By Christopher Fitzgibbon, Senior Analyst and Mark Speers, Co-Founder and Managing Director
Over the past several decades, the healthcare industry has achieved significant improvements in cardiovascular care, particularly for acute myocardial infarction (AMI). The “mechanical era” of cardiology introduced coronary artery bypass grafts and thereafter minimally invasive approaches. Percutaneous coronary intervention (PCI) became the gold standard of therapy, particularly for the most severe AMI patients – those with ST-segment-elevation myocardial infarction (STEMI). Subsequently, in the “local dispensing” era, drug-eluting stents and drug-coated balloon options arose, which further lowered restenosis and mortality rates. Regional programs established a network of specialized centers to improve access to care and reduce the time to intervention. Over the last 20 years, we have seen significant improvement where in-hospital mortality rates for AMI patients have fallen from 23% to ~17% (Figure 1).
While this improvement is laudable, the stubborn 17% mortality figure represents a disconcerting plateau. Impactful innovative progress appears to have nearly stagnated. Just as mortality outcomes have flattened, we simultaneously continue to see high rates of rehospitalization (~22%) and heart failure (~30%) for severe (STEMI) patients.
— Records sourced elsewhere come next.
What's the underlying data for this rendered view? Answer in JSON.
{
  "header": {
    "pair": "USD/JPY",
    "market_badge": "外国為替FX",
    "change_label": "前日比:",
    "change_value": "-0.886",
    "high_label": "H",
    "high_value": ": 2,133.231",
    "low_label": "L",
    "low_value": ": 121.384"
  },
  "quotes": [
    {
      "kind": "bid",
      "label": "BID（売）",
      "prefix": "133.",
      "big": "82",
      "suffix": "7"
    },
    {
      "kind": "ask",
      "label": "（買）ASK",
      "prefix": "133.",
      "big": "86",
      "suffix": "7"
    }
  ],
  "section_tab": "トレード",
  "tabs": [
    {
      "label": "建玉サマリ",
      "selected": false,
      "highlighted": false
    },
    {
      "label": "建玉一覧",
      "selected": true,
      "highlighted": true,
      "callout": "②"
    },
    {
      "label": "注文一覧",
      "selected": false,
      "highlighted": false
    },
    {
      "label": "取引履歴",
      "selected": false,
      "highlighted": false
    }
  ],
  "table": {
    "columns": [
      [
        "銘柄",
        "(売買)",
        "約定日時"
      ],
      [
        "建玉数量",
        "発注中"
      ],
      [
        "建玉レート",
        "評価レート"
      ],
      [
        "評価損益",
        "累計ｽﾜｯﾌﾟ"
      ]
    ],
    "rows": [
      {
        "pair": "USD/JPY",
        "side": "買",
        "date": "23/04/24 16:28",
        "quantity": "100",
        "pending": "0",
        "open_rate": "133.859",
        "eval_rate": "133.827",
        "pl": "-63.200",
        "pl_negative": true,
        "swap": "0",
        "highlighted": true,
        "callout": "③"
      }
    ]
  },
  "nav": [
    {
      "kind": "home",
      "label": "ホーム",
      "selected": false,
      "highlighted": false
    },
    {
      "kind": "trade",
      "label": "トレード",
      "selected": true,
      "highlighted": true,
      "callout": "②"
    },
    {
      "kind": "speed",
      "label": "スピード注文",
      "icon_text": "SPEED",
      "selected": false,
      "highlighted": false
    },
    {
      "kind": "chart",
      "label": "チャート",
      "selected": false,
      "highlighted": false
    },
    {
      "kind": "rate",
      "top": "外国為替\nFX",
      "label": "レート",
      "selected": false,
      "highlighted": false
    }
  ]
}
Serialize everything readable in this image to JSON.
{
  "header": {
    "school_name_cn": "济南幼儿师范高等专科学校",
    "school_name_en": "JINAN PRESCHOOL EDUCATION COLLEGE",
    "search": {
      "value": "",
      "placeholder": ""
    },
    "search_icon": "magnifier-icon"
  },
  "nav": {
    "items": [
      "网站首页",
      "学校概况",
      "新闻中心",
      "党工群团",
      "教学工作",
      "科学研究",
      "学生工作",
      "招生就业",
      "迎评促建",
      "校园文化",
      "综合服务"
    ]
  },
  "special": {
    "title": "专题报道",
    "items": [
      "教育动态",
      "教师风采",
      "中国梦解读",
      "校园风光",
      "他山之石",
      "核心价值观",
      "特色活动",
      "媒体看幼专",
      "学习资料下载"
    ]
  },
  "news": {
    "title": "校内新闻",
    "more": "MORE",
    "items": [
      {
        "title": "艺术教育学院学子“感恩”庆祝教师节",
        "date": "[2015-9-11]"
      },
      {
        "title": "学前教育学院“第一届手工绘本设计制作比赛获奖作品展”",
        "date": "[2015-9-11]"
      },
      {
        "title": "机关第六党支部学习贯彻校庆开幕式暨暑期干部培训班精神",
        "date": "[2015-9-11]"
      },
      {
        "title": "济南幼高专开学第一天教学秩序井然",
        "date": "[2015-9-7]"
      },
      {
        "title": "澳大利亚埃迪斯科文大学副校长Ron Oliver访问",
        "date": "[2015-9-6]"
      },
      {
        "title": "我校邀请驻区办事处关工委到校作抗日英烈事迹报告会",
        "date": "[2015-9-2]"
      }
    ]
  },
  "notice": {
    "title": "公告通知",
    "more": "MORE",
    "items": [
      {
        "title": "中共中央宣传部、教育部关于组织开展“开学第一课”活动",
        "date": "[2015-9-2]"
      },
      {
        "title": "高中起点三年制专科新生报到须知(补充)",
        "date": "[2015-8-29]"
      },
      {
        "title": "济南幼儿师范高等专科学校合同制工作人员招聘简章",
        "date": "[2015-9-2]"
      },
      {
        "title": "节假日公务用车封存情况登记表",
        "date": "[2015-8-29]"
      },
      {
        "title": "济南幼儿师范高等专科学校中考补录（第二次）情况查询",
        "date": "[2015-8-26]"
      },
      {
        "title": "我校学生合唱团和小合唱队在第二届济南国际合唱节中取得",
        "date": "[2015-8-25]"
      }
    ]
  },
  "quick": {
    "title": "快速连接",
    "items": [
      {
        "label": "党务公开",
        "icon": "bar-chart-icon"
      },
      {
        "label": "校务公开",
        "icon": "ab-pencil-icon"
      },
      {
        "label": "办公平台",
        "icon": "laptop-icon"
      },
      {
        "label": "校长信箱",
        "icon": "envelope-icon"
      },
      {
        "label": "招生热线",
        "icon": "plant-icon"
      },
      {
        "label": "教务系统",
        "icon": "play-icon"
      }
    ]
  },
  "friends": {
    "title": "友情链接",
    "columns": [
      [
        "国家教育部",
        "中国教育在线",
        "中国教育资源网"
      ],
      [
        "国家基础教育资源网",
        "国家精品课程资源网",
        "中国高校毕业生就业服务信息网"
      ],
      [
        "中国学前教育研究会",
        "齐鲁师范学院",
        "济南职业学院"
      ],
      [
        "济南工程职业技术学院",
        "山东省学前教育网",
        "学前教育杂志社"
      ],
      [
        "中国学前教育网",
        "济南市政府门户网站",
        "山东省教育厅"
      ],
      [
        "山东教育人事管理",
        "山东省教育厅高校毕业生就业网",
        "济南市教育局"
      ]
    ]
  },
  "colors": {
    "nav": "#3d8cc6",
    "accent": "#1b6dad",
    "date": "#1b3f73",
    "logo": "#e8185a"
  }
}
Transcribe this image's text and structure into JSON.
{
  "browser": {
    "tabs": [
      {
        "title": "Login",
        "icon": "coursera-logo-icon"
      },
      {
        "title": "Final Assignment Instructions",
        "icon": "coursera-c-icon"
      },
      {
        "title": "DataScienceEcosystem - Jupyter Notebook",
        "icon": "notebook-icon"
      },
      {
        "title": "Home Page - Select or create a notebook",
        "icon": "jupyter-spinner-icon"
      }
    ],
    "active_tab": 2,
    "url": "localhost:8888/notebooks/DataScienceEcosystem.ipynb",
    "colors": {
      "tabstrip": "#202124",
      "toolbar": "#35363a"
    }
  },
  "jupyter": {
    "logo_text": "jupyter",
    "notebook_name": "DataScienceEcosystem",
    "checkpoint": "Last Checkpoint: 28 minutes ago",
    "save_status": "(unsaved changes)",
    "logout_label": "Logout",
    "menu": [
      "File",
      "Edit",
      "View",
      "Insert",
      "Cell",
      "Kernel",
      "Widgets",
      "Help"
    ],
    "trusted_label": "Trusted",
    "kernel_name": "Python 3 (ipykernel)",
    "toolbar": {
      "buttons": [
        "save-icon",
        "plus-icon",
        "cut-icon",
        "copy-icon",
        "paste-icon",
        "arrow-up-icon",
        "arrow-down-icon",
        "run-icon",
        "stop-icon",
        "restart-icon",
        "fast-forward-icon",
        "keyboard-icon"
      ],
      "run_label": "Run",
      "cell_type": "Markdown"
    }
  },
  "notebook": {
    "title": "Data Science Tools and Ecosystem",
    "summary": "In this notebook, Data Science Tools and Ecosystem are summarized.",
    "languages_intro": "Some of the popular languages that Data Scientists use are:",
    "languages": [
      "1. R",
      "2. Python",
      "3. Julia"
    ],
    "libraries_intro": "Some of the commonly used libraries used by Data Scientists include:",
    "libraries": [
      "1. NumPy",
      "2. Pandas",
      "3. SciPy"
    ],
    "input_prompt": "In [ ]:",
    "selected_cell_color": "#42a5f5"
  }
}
We cannot yet declare victory.
Figure 1: In-Hospital mortality rate for patients with a primary diagnosis of AMI (ICD-9 410.91 acute myocardial infarction of unspecified site, initial episode of care), as reported by HCUP.
How will we make further progress? Consensus recommendations agree that PCI is the optimal treatment for STEMI patients, but this alone is clearly not enough. Many therapeutic approaches have been previously considered and tested, both mechanical and pharmacological, which have brought with them much hope followed by disappointments. For example, “ischemic postconditioning,” a cyclical process of controlled ischemia and reperfusion, had been hypothesized to improve prognosis. But after demonstrating a 36% reduction in infarct size in a pilot study (N=30), it failed to show any difference in a composite death endpoint in a larger trial (N=2,000). Similarly, “remote ischemic conditioning” appeared to be a promising strategy after a trial (N=333) demonstrated significantly lower all-cause mortality. Unfortunately, the follow-on study (N=5,400) released last fall found no improvement in clinical outcomes after 1 year.
Notably, last year the FDA approved the first adjunctive treatment to PCI that demonstrated a significant reduction in muscle damage in AMI patients. TherOx’s SuperSaturated Oxygen Therapy delivers hyperbaric levels of oxygen directly to the ischemic heart muscle. Strong clinical evidence has demonstrated a 26% reduction in infarct size by comparison to PCI alone (6.5% absolute reduction), particularly in patients who receive intervention quickly (Figure 2). ZOLL Medical acquired TherOx in June 2019.
Despite these encouraging results, market access challenges remain. TherOx’s device does not generally receive adjusted or supplemental reimbursement, currently requiring hospitals to weigh their incremental cost against the value of improved patient outcomes. Moreover, the device’s indication is limited to patients with a left anterior descending coronary artery occlusion who received rapid PCI (≤6 hours). ZOLL will undoubtedly be addressing these limitations to gradually gain wider adoption.
Figure 2: TherOx results in the most severe AMI patients (LAD STEMI) who received prompt intervention (≤6 hours).
The vast majority of drug therapies currently employed are available as generics, and many new pharmacological therapies have fallen short. Similar to the device approaches, new entrants will face the significant burden of clinical evidence, where large, randomized trials will be needed to gain approval and widespread adoption.
A combination therapy of high-dose N-acetylcystine paired with low-dose nitroglycerin (NAC/NTG) represents an encouraging recent example. An Australia study published in 2017 found that NAC/NTG is associated with reduced infarct size (5.5% absolute reduction) in STEMI patients. However, similar to the promising examples before, this study is relatively small (N=112) and further research is needed to evaluate the impact on clinical outcomes.
There exists a pipeline of other novel potential therapies. Athera’s ATH3G10 represents a potential first-in-class mechanism and is currently enrolling patients for a Phase 2 study. Similarly, Recardio is currently evaluating the impact of dutogliptin in combination with G-CSF in a Phase 2B study. Nevertheless, the significant remaining hurdle of convincing clinical evidence should not be underestimated.
These promising examples highlight the range of potential strategies that exist but require further testing for validation. Conceivably, more complex trial design and patient recruiting could stratify ideal patients that will achieve the greatest effect (similar to TherOx’s approach). On the other hand, completely new approaches and endpoints may be required to continue to improve care. For example, a potential new approach might target coronary microvascular obstructions, as recent evidence suggests these may be more predictive of major adverse cardiovascular events than infarct size. The significant challenges of cardiovascular health continue to loom over patients (and insurers) and will handsomely reward whomever can crack the formula and further improve clinical outcomes.